D.H. Lawrence and D.W. Winnicott: Overlapping Paths
D.H Lawrence’s creative period as a novelist flourished from just before and during the years of the First World War. His magnum opus novel Women in Love was written in 1916 though not published till 1921 owing to the awful controversy his novels generated in these war years. Lawrence’s creativity, however, also extended to being a poet, painter, dramatist and essayist. And in his own idiosyncratic way he wrote two long essays on psychoanalysis, namely, Psychoanalysis and the Unconsciousness and The Fantasia of the Unconscious which evoked a rather derisive response at first from several of his critics and friends. Of course, today critics see the importance of these essays for an understanding of Lawrence’s total oeuvre. To me, though, they represent a significant development in psychoanalytic theory. D.W. Winnicott, a leading figure of the British School of Object Relations Psychoanalytic Theory, burst on to the international psychoanalytic scene with his landmark paper: `Primitive Emotional Development’ of 1945. He followed this with another watershed paper: `Transitional Objects and Transitional Phenomena’ of 1951. These two papers, both published by the International Journal of Psycho-analysis, turned classical psychoanalysis on its head. My paper examines therefore the uncanny affinity that Lawrence’s central premises in his essays on psychoanalysis share with Winnicott’s concepts of transitional objects and potential spaces. My paper demonstrates how Lawrence argues the subtle developmental patterns of the growing infant almost in the same way as Winnicott does years later while explaining his concepts of transitional objects and potential spaces. In a broader sense, this paper also illumines how Lawrence and Winnicott, though separated well in time, shared a common notion of how to live and work creatively and wholesomely. In this regard this paper reveals how closely Lawrence’s statements on life and art match Winnicott’s formulations on the same.
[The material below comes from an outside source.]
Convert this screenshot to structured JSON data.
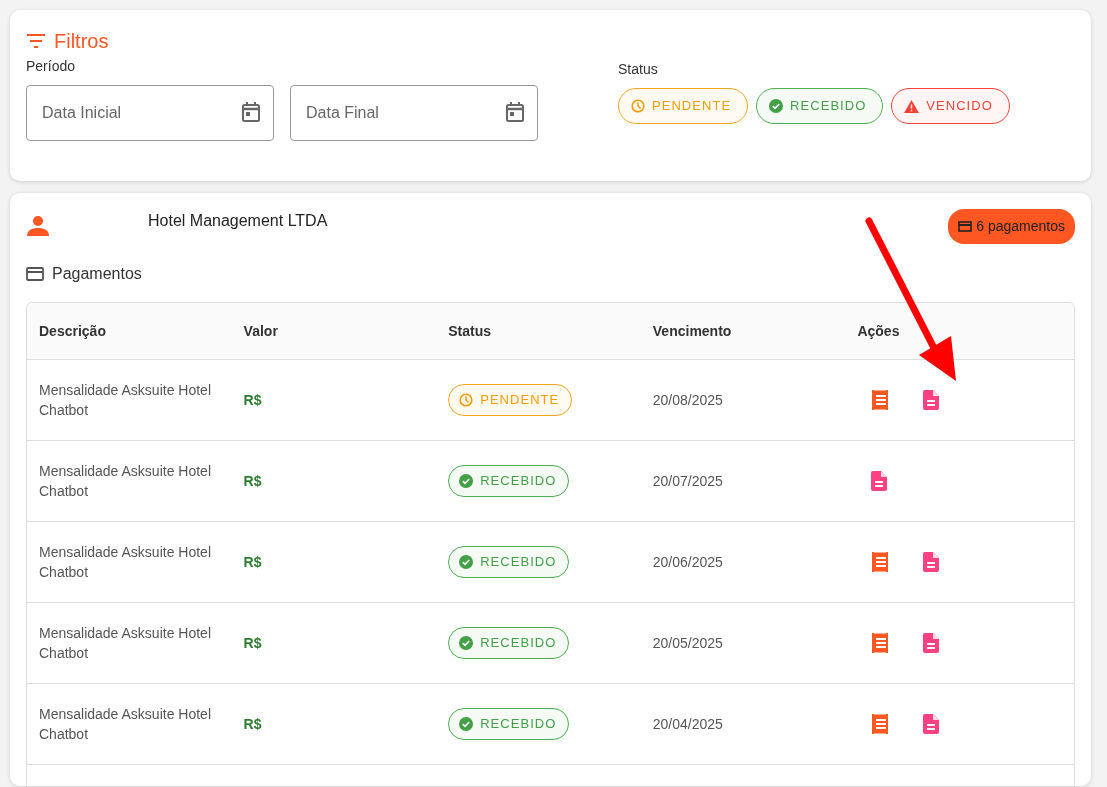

Keywords: D.H.Lawrence, D.W. Winnicott, Psychoanalysis, Unconsciousness, Transitional Objects and Transitional Phenomena, Dream and Reality, Dialectic of Contrareity, Self, Internal World, External World, Subject and Object, Polarity, Evolution, The Fourth Dimension, Potential Space
Professor Arindam Chatterji
Professor, The Department of English and other Modern European Languages, The University of Allahabad